━━━ Exercise data

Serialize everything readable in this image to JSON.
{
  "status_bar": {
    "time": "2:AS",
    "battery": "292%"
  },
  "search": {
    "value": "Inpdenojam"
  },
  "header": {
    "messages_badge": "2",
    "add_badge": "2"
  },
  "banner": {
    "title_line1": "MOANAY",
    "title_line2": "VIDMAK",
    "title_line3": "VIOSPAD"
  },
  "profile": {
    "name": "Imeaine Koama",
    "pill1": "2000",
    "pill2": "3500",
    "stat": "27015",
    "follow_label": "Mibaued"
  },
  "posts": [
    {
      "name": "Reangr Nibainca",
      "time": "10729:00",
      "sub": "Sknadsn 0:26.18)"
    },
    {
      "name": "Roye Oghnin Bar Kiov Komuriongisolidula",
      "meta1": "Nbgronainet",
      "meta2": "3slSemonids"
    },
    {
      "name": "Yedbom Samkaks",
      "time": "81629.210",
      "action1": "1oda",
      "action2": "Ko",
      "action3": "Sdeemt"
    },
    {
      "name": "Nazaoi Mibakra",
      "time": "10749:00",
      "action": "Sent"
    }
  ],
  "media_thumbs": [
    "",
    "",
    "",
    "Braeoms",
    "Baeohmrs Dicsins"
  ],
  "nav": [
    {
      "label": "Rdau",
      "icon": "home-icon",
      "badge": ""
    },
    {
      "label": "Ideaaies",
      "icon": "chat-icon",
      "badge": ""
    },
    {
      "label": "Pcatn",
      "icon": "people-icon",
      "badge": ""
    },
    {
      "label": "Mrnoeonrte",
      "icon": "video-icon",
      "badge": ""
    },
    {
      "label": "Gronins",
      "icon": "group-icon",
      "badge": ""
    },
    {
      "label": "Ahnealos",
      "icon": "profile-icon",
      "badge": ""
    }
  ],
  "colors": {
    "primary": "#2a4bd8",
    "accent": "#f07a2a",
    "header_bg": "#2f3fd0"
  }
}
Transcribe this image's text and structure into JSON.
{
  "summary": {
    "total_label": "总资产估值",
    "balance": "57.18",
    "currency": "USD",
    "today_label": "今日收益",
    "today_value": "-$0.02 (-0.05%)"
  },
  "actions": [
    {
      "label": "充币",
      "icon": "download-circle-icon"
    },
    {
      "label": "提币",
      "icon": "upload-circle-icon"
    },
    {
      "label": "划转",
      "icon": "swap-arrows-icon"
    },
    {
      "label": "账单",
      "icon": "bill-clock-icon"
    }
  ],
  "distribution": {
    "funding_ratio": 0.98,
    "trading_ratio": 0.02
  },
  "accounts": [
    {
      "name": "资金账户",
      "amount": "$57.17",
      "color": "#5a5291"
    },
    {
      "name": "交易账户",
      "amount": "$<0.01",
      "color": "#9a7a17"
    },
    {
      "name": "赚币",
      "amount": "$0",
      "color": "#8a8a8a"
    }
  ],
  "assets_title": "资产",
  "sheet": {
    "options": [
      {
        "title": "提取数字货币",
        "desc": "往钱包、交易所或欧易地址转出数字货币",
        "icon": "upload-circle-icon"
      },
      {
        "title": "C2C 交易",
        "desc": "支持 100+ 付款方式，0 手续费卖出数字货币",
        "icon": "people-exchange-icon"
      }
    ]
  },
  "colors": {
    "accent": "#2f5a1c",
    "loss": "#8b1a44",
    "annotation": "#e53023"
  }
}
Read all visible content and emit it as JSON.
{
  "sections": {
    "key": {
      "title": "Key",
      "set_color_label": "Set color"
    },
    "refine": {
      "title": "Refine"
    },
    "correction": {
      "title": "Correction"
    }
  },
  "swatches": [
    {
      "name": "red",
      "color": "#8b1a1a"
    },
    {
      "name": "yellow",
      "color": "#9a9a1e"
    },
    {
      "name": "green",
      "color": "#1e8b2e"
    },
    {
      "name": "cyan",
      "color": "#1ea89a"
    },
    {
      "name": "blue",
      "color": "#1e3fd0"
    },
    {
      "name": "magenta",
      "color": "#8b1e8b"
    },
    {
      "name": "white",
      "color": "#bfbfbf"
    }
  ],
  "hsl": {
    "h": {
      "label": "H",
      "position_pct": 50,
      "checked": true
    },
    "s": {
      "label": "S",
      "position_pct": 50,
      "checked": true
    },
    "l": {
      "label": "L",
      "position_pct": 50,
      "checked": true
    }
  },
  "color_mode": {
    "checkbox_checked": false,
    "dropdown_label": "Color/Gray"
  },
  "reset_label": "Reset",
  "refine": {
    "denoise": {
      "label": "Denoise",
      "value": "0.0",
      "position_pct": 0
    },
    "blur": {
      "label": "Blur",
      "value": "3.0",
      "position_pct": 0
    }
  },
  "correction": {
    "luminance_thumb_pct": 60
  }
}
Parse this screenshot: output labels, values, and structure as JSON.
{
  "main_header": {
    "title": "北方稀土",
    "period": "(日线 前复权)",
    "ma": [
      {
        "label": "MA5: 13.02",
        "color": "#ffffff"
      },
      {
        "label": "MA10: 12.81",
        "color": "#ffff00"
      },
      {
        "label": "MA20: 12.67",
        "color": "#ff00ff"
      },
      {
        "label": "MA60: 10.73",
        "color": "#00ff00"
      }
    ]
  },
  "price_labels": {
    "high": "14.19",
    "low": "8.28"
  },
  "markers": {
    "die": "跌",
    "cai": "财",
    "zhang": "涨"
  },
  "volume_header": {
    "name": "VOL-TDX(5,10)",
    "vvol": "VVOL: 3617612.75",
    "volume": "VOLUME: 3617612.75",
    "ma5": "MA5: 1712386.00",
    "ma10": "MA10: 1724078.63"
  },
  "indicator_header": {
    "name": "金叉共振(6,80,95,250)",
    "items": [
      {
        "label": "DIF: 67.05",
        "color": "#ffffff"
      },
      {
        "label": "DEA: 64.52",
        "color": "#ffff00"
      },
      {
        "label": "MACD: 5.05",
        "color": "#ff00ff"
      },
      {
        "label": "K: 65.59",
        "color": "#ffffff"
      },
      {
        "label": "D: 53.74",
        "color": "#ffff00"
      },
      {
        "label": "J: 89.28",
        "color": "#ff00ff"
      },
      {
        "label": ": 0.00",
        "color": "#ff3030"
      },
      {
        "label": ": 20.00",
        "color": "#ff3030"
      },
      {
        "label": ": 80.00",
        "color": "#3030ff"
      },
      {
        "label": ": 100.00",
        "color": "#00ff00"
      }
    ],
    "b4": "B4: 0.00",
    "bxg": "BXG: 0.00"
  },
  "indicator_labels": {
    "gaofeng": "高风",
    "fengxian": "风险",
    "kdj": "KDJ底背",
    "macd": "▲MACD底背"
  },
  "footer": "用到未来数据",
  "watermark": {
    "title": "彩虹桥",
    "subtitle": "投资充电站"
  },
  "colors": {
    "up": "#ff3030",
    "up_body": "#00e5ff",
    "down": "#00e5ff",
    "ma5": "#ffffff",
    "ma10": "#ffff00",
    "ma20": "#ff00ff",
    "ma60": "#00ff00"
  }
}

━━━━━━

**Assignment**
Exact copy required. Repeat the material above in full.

**Result for this task**
Serialize everything readable in this image to JSON.
{
  "status_bar": {
    "time": "2:AS",
    "battery": "292%"
  },
  "search": {
    "value": "Inpdenojam"
  },
  "header": {
    "messages_badge": "2",
    "add_badge": "2"
  },
  "banner": {
    "title_line1": "MOANAY",
    "title_line2": "VIDMAK",
    "title_line3": "VIOSPAD"
  },
  "profile": {
    "name": "Imeaine Koama",
    "pill1": "2000",
    "pill2": "3500",
    "stat": "27015",
    "follow_label": "Mibaued"
  },
  "posts": [
    {
      "name": "Reangr Nibainca",
      "time": "10729:00",
      "sub": "Sknadsn 0:26.18)"
    },
    {
      "name": "Roye Oghnin Bar Kiov Komuriongisolidula",
      "meta1": "Nbgronainet",
      "meta2": "3slSemonids"
    },
    {
      "name": "Yedbom Samkaks",
      "time": "81629.210",
      "action1": "1oda",
      "action2": "Ko",
      "action3": "Sdeemt"
    },
    {
      "name": "Nazaoi Mibakra",
      "time": "10749:00",
      "action": "Sent"
    }
  ],
  "media_thumbs": [
    "",
    "",
    "",
    "Braeoms",
    "Baeohmrs Dicsins"
  ],
  "nav": [
    {
      "label": "Rdau",
      "icon": "home-icon",
      "badge": ""
    },
    {
      "label": "Ideaaies",
      "icon": "chat-icon",
      "badge": ""
    },
    {
      "label": "Pcatn",
      "icon": "people-icon",
      "badge": ""
    },
    {
      "label": "Mrnoeonrte",
      "icon": "video-icon",
      "badge": ""
    },
    {
      "label": "Gronins",
      "icon": "group-icon",
      "badge": ""
    },
    {
      "label": "Ahnealos",
      "icon": "profile-icon",
      "badge": ""
    }
  ],
  "colors": {
    "primary": "#2a4bd8",
    "accent": "#f07a2a",
    "header_bg": "#2f3fd0"
  }
}
Transcribe this image's text and structure into JSON.
{
  "summary": {
    "total_label": "总资产估值",
    "balance": "57.18",
    "currency": "USD",
    "today_label": "今日收益",
    "today_value": "-$0.02 (-0.05%)"
  },
  "actions": [
    {
      "label": "充币",
      "icon": "download-circle-icon"
    },
    {
      "label": "提币",
      "icon": "upload-circle-icon"
    },
    {
      "label": "划转",
      "icon": "swap-arrows-icon"
    },
    {
      "label": "账单",
      "icon": "bill-clock-icon"
    }
  ],
  "distribution": {
    "funding_ratio": 0.98,
    "trading_ratio": 0.02
  },
  "accounts": [
    {
      "name": "资金账户",
      "amount": "$57.17",
      "color": "#5a5291"
    },
    {
      "name": "交易账户",
      "amount": "$<0.01",
      "color": "#9a7a17"
    },
    {
      "name": "赚币",
      "amount": "$0",
      "color": "#8a8a8a"
    }
  ],
  "assets_title": "资产",
  "sheet": {
    "options": [
      {
        "title": "提取数字货币",
        "desc": "往钱包、交易所或欧易地址转出数字货币",
        "icon": "upload-circle-icon"
      },
      {
        "title": "C2C 交易",
        "desc": "支持 100+ 付款方式，0 手续费卖出数字货币",
        "icon": "people-exchange-icon"
      }
    ]
  },
  "colors": {
    "accent": "#2f5a1c",
    "loss": "#8b1a44",
    "annotation": "#e53023"
  }
}
Read all visible content and emit it as JSON.
{
  "sections": {
    "key": {
      "title": "Key",
      "set_color_label": "Set color"
    },
    "refine": {
      "title": "Refine"
    },
    "correction": {
      "title": "Correction"
    }
  },
  "swatches": [
    {
      "name": "red",
      "color": "#8b1a1a"
    },
    {
      "name": "yellow",
      "color": "#9a9a1e"
    },
    {
      "name": "green",
      "color": "#1e8b2e"
    },
    {
      "name": "cyan",
      "color": "#1ea89a"
    },
    {
      "name": "blue",
      "color": "#1e3fd0"
    },
    {
      "name": "magenta",
      "color": "#8b1e8b"
    },
    {
      "name": "white",
      "color": "#bfbfbf"
    }
  ],
  "hsl": {
    "h": {
      "label": "H",
      "position_pct": 50,
      "checked": true
    },
    "s": {
      "label": "S",
      "position_pct": 50,
      "checked": true
    },
    "l": {
      "label": "L",
      "position_pct": 50,
      "checked": true
    }
  },
  "color_mode": {
    "checkbox_checked": false,
    "dropdown_label": "Color/Gray"
  },
  "reset_label": "Reset",
  "refine": {
    "denoise": {
      "label": "Denoise",
      "value": "0.0",
      "position_pct": 0
    },
    "blur": {
      "label": "Blur",
      "value": "3.0",
      "position_pct": 0
    }
  },
  "correction": {
    "luminance_thumb_pct": 60
  }
}
Parse this screenshot: output labels, values, and structure as JSON.
{
  "main_header": {
    "title": "北方稀土",
    "period": "(日线 前复权)",
    "ma": [
      {
        "label": "MA5: 13.02",
        "color": "#ffffff"
      },
      {
        "label": "MA10: 12.81",
        "color": "#ffff00"
      },
      {
        "label": "MA20: 12.67",
        "color": "#ff00ff"
      },
      {
        "label": "MA60: 10.73",
        "color": "#00ff00"
      }
    ]
  },
  "price_labels": {
    "high": "14.19",
    "low": "8.28"
  },
  "markers": {
    "die": "跌",
    "cai": "财",
    "zhang": "涨"
  },
  "volume_header": {
    "name": "VOL-TDX(5,10)",
    "vvol": "VVOL: 3617612.75",
    "volume": "VOLUME: 3617612.75",
    "ma5": "MA5: 1712386.00",
    "ma10": "MA10: 1724078.63"
  },
  "indicator_header": {
    "name": "金叉共振(6,80,95,250)",
    "items": [
      {
        "label": "DIF: 67.05",
        "color": "#ffffff"
      },
      {
        "label": "DEA: 64.52",
        "color": "#ffff00"
      },
      {
        "label": "MACD: 5.05",
        "color": "#ff00ff"
      },
      {
        "label": "K: 65.59",
        "color": "#ffffff"
      },
      {
        "label": "D: 53.74",
        "color": "#ffff00"
      },
      {
        "label": "J: 89.28",
        "color": "#ff00ff"
      },
      {
        "label": ": 0.00",
        "color": "#ff3030"
      },
      {
        "label": ": 20.00",
        "color": "#ff3030"
      },
      {
        "label": ": 80.00",
        "color": "#3030ff"
      },
      {
        "label": ": 100.00",
        "color": "#00ff00"
      }
    ],
    "b4": "B4: 0.00",
    "bxg": "BXG: 0.00"
  },
  "indicator_labels": {
    "gaofeng": "高风",
    "fengxian": "风险",
    "kdj": "KDJ底背",
    "macd": "▲MACD底背"
  },
  "footer": "用到未来数据",
  "watermark": {
    "title": "彩虹桥",
    "subtitle": "投资充电站"
  },
  "colors": {
    "up": "#ff3030",
    "up_body": "#00e5ff",
    "down": "#00e5ff",
    "ma5": "#ffffff",
    "ma10": "#ffff00",
    "ma20": "#ff00ff",
    "ma60": "#00ff00"
  }
}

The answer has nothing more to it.